Why there is always more to the story when assessing fall-related claims, cases Editor’s note: This is the first in the three-part series on evaluating fall-related claims and cases. A misstep. A wobble. And, then, bam. In a millisecond, a trip, slip or fall can lead to life-changing injuries, along with bulging medical files, an insurance claim and, often, a court case. Indeed, the business behind fall-related insurance claims and court cases is big. At home, at businesses and at work, falls cause thousands of injuries and hundreds of deaths each year, leading to billions of dollars in workers’ compensation costs and medical claims. Here at MKC Medical Management, attorneys and insurance adjustors regularly hire us to review and advise on cases that involve a fall. In fact, our practice has reviewed hundreds of claims involving various kinds of falls during the past 20-plus years. We aren’t biomechanical engineers. But, as legal nurse consultants and clinicians, we have a fundamental understanding of fall mechanics. Claim strategies are often based on understanding the mechanism of injury and the resulting bodily injury. Without that expertise, you risk missing out on critical details of a case and have less control over its final outcome. Always more to the story Environmental hazards – icy sidewalks, uneven curbs, bumpy pathways – typically drive personal injury and property casualty claims. But, for insurance adjusters and attorneys, when it comes to determining what caused a fall injury, there’s always more to the story than the weather report and emergency department records.
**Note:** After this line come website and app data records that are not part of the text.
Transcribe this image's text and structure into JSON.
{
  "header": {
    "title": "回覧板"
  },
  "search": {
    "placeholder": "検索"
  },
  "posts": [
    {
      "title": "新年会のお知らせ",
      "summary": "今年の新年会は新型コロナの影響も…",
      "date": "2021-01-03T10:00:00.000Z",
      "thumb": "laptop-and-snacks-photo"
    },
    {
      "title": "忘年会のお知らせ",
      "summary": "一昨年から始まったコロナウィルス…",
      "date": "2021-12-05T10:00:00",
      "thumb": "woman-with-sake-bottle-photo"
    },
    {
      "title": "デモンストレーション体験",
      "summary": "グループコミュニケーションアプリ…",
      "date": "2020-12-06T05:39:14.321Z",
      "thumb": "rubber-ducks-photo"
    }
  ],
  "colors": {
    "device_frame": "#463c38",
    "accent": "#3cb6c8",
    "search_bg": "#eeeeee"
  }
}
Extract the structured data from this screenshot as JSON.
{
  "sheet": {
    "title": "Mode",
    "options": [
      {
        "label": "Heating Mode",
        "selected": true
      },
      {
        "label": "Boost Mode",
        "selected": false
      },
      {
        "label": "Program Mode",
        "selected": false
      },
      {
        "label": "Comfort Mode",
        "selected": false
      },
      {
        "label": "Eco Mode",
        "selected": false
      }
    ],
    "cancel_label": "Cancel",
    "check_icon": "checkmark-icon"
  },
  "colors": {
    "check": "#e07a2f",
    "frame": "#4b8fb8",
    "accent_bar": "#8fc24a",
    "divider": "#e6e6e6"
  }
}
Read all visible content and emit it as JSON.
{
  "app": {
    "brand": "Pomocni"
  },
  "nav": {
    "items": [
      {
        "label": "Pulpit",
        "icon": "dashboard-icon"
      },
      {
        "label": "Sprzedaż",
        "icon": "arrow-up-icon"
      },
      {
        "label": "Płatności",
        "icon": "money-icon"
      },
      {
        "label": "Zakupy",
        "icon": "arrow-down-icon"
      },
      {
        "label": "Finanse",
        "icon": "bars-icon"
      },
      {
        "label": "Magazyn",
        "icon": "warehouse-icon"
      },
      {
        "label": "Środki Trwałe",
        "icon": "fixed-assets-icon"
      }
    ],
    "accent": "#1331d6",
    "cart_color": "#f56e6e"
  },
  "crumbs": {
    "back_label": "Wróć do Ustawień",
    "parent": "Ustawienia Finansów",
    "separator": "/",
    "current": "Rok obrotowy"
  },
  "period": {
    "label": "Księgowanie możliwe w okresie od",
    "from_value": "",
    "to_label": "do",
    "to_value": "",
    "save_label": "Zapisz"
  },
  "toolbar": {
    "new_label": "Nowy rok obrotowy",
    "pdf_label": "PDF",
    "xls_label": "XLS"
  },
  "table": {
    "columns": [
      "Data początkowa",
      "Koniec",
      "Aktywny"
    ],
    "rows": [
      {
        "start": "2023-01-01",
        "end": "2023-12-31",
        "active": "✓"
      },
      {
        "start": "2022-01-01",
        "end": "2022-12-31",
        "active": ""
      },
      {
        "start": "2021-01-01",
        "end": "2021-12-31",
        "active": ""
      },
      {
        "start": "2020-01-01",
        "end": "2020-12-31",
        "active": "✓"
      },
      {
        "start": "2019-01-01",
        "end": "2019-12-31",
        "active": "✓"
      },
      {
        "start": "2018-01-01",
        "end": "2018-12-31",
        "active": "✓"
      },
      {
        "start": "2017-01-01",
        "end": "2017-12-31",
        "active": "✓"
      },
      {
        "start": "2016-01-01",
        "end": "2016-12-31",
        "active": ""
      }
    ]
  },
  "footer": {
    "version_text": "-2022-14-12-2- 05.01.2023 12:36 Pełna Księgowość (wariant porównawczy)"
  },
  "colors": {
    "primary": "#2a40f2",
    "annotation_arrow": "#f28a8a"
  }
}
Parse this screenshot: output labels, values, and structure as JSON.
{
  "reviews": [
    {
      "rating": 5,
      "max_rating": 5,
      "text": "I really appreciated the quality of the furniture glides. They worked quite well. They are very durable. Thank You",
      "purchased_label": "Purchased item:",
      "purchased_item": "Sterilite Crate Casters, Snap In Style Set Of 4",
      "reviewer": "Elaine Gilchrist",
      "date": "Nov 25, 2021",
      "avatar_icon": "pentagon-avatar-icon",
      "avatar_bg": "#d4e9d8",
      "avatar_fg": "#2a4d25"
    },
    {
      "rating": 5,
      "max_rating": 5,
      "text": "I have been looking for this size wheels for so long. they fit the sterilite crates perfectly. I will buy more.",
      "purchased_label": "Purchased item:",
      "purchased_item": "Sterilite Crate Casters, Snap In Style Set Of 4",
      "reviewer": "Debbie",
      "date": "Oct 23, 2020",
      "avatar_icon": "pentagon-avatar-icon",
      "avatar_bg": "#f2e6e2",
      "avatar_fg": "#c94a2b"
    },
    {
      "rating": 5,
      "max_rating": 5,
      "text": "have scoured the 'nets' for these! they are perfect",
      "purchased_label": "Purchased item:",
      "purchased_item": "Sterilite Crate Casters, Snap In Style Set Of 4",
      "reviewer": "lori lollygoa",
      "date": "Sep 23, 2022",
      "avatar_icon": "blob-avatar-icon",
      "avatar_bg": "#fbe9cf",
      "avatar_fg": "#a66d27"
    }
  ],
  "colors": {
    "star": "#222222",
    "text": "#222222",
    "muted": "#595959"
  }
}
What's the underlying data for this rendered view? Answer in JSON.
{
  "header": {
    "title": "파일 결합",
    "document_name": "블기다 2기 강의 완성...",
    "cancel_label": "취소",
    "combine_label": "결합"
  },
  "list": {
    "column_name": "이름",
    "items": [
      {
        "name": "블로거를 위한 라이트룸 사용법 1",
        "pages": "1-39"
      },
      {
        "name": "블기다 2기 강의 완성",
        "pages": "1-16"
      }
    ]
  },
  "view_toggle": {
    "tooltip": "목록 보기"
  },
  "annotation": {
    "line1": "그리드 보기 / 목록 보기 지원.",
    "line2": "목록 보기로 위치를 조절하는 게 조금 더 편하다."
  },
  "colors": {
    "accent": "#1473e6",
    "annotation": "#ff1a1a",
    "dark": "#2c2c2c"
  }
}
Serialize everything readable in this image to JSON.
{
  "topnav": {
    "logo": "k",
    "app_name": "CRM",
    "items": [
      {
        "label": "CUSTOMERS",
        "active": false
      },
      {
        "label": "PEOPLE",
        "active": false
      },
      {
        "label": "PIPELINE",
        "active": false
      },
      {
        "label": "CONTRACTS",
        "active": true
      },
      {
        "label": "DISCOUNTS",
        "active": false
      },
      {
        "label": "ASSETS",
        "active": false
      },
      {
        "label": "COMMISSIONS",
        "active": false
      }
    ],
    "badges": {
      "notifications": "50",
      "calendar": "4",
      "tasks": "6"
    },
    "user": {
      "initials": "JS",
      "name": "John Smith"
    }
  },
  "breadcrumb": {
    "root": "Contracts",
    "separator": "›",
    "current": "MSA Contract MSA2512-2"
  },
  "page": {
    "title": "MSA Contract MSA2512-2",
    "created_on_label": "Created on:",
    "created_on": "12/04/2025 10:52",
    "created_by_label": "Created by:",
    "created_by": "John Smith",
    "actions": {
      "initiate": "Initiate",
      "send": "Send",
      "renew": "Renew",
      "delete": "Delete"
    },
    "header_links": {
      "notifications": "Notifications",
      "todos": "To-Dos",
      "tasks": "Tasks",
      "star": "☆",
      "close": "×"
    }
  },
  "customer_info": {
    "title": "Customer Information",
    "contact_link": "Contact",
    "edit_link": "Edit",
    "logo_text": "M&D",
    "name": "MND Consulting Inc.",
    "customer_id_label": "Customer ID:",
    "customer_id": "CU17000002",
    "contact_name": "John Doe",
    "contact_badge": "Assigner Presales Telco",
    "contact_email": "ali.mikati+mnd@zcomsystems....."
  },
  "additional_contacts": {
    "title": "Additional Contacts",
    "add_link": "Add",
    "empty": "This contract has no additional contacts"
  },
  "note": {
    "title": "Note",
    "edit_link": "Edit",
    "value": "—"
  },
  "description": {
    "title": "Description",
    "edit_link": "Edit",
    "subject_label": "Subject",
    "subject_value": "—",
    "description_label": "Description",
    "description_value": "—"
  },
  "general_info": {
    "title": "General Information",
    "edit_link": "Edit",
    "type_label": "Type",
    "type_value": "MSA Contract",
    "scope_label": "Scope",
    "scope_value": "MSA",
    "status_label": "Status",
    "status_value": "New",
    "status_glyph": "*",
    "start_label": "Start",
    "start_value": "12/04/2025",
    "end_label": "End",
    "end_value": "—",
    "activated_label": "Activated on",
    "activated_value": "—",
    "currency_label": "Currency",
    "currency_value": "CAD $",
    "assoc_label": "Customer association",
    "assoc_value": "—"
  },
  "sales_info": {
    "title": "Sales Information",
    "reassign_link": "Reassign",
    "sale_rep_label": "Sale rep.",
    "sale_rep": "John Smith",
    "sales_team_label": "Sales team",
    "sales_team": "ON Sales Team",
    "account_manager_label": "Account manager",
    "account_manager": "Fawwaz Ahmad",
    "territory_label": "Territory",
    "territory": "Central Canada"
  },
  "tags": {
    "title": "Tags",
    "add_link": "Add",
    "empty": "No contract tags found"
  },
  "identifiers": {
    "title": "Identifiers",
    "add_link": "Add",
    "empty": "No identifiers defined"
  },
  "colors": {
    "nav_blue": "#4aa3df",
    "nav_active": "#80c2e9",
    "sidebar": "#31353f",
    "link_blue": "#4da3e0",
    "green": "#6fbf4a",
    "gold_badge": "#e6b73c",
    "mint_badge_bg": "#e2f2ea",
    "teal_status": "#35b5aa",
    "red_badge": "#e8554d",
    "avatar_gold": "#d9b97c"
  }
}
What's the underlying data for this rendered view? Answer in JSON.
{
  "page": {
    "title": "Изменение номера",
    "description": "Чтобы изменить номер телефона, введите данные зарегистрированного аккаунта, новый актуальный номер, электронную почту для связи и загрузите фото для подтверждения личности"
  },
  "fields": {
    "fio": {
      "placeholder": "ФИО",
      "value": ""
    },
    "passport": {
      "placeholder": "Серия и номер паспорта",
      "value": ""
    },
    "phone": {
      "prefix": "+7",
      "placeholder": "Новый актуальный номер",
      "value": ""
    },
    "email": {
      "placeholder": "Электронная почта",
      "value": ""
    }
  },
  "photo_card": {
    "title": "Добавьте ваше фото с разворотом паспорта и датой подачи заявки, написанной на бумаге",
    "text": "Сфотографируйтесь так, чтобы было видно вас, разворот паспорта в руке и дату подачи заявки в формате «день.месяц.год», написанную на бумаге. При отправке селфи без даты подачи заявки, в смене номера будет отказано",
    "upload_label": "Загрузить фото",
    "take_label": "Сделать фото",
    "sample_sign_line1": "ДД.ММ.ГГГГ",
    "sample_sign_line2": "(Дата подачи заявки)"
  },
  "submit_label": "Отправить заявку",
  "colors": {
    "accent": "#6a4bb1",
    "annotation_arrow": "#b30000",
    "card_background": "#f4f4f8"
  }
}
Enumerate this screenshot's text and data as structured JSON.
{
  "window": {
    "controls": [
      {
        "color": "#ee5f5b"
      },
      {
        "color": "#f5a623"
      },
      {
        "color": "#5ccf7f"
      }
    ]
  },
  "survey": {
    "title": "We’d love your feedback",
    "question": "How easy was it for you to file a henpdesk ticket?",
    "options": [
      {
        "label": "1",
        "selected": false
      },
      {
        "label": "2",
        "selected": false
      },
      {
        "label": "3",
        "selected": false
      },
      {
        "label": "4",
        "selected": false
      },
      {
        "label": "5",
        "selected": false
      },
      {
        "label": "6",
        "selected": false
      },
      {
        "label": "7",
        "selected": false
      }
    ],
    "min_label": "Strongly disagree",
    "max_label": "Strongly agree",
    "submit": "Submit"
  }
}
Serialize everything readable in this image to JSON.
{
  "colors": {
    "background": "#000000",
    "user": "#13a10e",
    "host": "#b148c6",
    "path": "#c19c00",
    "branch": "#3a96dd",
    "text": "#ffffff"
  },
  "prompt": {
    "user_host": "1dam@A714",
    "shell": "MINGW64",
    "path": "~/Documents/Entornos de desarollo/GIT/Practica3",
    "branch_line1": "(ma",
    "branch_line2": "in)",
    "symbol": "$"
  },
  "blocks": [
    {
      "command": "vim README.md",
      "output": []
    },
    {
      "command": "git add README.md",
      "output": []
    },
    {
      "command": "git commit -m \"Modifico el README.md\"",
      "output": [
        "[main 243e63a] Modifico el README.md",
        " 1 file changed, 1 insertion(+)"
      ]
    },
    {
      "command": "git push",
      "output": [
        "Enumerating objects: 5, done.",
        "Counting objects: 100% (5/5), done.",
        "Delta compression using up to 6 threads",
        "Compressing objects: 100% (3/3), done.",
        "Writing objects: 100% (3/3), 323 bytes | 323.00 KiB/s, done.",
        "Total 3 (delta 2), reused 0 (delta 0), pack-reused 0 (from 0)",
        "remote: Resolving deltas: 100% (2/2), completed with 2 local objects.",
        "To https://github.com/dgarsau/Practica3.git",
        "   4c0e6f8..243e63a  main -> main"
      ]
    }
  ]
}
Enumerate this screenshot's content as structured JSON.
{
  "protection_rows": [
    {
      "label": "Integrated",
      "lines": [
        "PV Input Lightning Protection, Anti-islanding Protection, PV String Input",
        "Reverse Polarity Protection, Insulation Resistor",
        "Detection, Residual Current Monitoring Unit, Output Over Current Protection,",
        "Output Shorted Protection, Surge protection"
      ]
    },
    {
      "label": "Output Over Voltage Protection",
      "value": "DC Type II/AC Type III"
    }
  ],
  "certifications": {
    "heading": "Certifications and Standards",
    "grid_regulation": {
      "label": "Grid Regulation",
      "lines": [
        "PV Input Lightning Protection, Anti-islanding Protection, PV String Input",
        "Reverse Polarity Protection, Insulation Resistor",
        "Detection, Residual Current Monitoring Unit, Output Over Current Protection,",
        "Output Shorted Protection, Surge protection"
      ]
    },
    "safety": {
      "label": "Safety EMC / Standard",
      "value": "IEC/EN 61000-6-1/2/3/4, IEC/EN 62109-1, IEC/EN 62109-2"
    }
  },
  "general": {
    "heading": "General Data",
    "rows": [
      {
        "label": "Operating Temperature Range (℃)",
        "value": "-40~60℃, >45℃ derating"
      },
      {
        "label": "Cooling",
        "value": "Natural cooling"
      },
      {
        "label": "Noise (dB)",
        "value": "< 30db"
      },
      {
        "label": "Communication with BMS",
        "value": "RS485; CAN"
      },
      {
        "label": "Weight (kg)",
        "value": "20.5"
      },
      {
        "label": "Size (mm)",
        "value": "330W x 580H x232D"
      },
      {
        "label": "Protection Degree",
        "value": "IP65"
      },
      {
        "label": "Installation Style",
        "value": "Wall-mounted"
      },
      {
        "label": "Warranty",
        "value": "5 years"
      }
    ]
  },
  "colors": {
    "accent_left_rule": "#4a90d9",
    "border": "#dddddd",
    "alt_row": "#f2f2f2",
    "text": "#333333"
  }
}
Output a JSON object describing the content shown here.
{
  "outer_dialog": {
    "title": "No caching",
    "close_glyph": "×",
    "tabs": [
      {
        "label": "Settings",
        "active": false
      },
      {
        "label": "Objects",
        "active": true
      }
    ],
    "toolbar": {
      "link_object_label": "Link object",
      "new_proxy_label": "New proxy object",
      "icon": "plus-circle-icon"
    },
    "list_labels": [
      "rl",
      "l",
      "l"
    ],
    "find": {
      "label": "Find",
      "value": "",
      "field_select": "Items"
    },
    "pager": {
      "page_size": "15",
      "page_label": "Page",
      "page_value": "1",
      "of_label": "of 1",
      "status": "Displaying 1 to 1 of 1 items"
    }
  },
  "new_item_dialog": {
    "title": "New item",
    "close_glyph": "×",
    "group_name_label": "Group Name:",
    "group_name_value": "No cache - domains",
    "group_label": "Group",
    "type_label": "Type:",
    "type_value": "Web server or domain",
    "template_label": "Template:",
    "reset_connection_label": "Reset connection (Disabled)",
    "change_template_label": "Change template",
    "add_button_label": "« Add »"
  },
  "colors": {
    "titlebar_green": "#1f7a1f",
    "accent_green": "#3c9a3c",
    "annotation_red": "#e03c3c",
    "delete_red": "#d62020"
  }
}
The challenge when evaluating most falls is determining the validity of the allegation: Was it really the rain-soaked tiles that caused the fall or could there be another reason – the claimant’s high heels or a chronic illness that makes the person unsteady on their...